Sex and drugs and rock 'n' roll. There couldn't be a more accurate summary of Michael Winterbottom's bold new film, in which Winterbottom regular Kieran O'Brien and newcomer Margo Stilley play a couple with a fondness for all three. A brief encounter between a British glaciologist and a young American abroad, mulled over during an Antarctic exploration, is recalled in the most honest way possible. Let's face it-a man alone in the Antarctic is not going to be reminiscing about candlelit dinners. The result is in the most sexually explicit English-language film ever made outside the porn industry. Starting out without a script-or even a plot-the actors improvised their way through their unsimulated relationship, with Winterbottom himself often behind the handheld DV camera. In between bouts of safe sex, the lovers head to Brixton Academy for nine songs provided by Black Rebel Motorcycle Club, the Dandy Warhols, Elbow, Primal Scream, Super Furry Animals, the Von Bondies, and band-of-the-moment Franz Ferdinand, and to the Hackney Empire for Michael Nyman's sixtieth birthday concert. Winterbottom, who with movies like 24 Hour Party People and Welcome to Sarajevo seemingly reinvents himself with each film (his next is Laurence Sterne's unfilmable eighteenth-century novel Tristram Shandy), has made a raw, uncompromising film that rips the covers off the Hollywood sex scene, searching for a relationship's truth in its physical expression. For our glaciologist, Antarctica is like "two people in a bed-claustrophobia and agoraphobia in the same place."

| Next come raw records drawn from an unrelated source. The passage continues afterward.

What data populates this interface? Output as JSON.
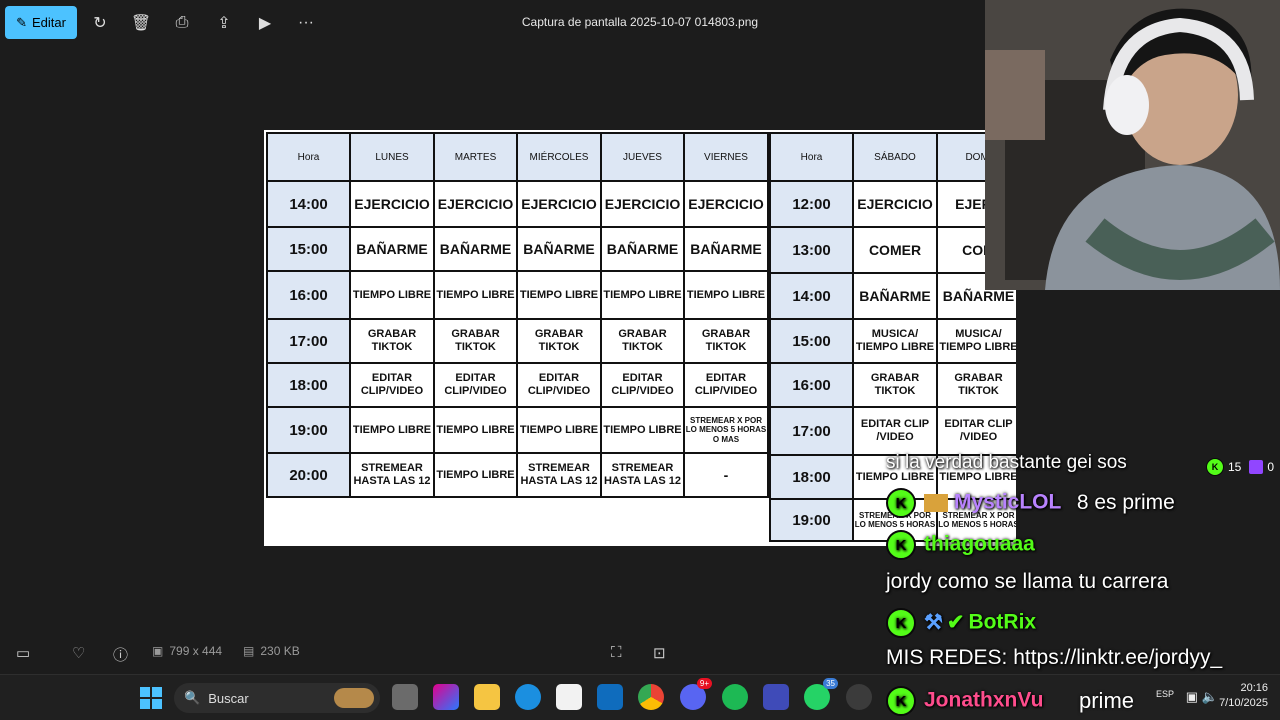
{
  "toolbar": {
    "edit_label": "Editar",
    "file_title": "Captura de pantalla 2025-10-07 014803.png",
    "more_label": "···"
  },
  "schedule_left": {
    "headers": [
      "Hora",
      "LUNES",
      "MARTES",
      "MIÉRCOLES",
      "JUEVES",
      "VIERNES"
    ],
    "rows": [
      {
        "hour": "14:00",
        "cells": [
          "EJERCICIO",
          "EJERCICIO",
          "EJERCICIO",
          "EJERCICIO",
          "EJERCICIO"
        ]
      },
      {
        "hour": "15:00",
        "cells": [
          "BAÑARME",
          "BAÑARME",
          "BAÑARME",
          "BAÑARME",
          "BAÑARME"
        ]
      },
      {
        "hour": "16:00",
        "cells": [
          "TIEMPO LIBRE",
          "TIEMPO LIBRE",
          "TIEMPO LIBRE",
          "TIEMPO LIBRE",
          "TIEMPO LIBRE"
        ]
      },
      {
        "hour": "17:00",
        "cells": [
          "GRABAR TIKTOK",
          "GRABAR TIKTOK",
          "GRABAR TIKTOK",
          "GRABAR TIKTOK",
          "GRABAR TIKTOK"
        ]
      },
      {
        "hour": "18:00",
        "cells": [
          "EDITAR CLIP/VIDEO",
          "EDITAR CLIP/VIDEO",
          "EDITAR CLIP/VIDEO",
          "EDITAR CLIP/VIDEO",
          "EDITAR CLIP/VIDEO"
        ]
      },
      {
        "hour": "19:00",
        "cells": [
          "TIEMPO LIBRE",
          "TIEMPO LIBRE",
          "TIEMPO LIBRE",
          "TIEMPO LIBRE",
          "STREMEAR X POR LO MENOS 5 HORAS O MAS"
        ]
      },
      {
        "hour": "20:00",
        "cells": [
          "STREMEAR HASTA LAS 12",
          "TIEMPO LIBRE",
          "STREMEAR HASTA LAS 12",
          "STREMEAR HASTA LAS 12",
          "-"
        ]
      }
    ]
  },
  "schedule_right": {
    "headers": [
      "Hora",
      "SÁBADO",
      "DOMI"
    ],
    "rows": [
      {
        "hour": "12:00",
        "cells": [
          "EJERCICIO",
          "EJERC"
        ]
      },
      {
        "hour": "13:00",
        "cells": [
          "COMER",
          "COM"
        ]
      },
      {
        "hour": "14:00",
        "cells": [
          "BAÑARME",
          "BAÑARME"
        ]
      },
      {
        "hour": "15:00",
        "cells": [
          "MUSICA/ TIEMPO LIBRE",
          "MUSICA/ TIEMPO LIBRE"
        ]
      },
      {
        "hour": "16:00",
        "cells": [
          "GRABAR TIKTOK",
          "GRABAR TIKTOK"
        ]
      },
      {
        "hour": "17:00",
        "cells": [
          "EDITAR CLIP /VIDEO",
          "EDITAR CLIP /VIDEO"
        ]
      },
      {
        "hour": "18:00",
        "cells": [
          "TIEMPO LIBRE",
          "TIEMPO LIBRE"
        ]
      },
      {
        "hour": "19:00",
        "cells": [
          "STREMEAR X POR LO MENOS 5 HORAS",
          "STREMEAR X POR LO MENOS 5 HORAS"
        ]
      }
    ]
  },
  "bottom": {
    "dimensions": "799 x 444",
    "size": "230 KB"
  },
  "taskbar": {
    "search_placeholder": "Buscar",
    "lang": "ESP",
    "time": "20:16",
    "date": "7/10/2025",
    "discord_badge": "9+",
    "whatsapp_badge": "35"
  },
  "chat": {
    "line1": "si la verdad bastante gei sos",
    "kick_count": "15",
    "twitch_count": "0",
    "user2": "MysticLOL",
    "msg2": "8 es prime",
    "user3": "thiagouaaa",
    "line4": "jordy como se llama tu carrera",
    "user5": "BotRix",
    "line6": "MIS REDES: https://linktr.ee/jordyy_",
    "user7": "JonathxnVu",
    "msg7": "prime"
  },
  "colors": {
    "accent": "#4cc2ff",
    "kick_green": "#53fc18",
    "header_blue": "#dde7f4"
  }
}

Michael Winterbottom has been an award-winning director and producer for over a decade. His films include Butterfly Kiss (1994) and Go Now (1995) for which he earned his second Prix Europa. Winterbottom's feature Jude, starring Kate Winslet, premiered at the Directors Fortnight in Cannes and won The Michael Powell award for Best Film at the Edinburgh Film Festival and The Golden Hitchcock Award at Dinard. For two years straight his critically acclaimed film, In This World, was bestowed with accolades; in 2002, the film was the winner of the Golden Bear, the Ecumenical Jury Prize and the Peace Prize at the Berlin Film Festival. The following year, it was nominated for Best British Film and British Director at the 24th Film Critics Circle Awards, and for two BAFTAS-The Alexander Korda Award for the outstanding British film of the year and for Best Film Not in the English Language.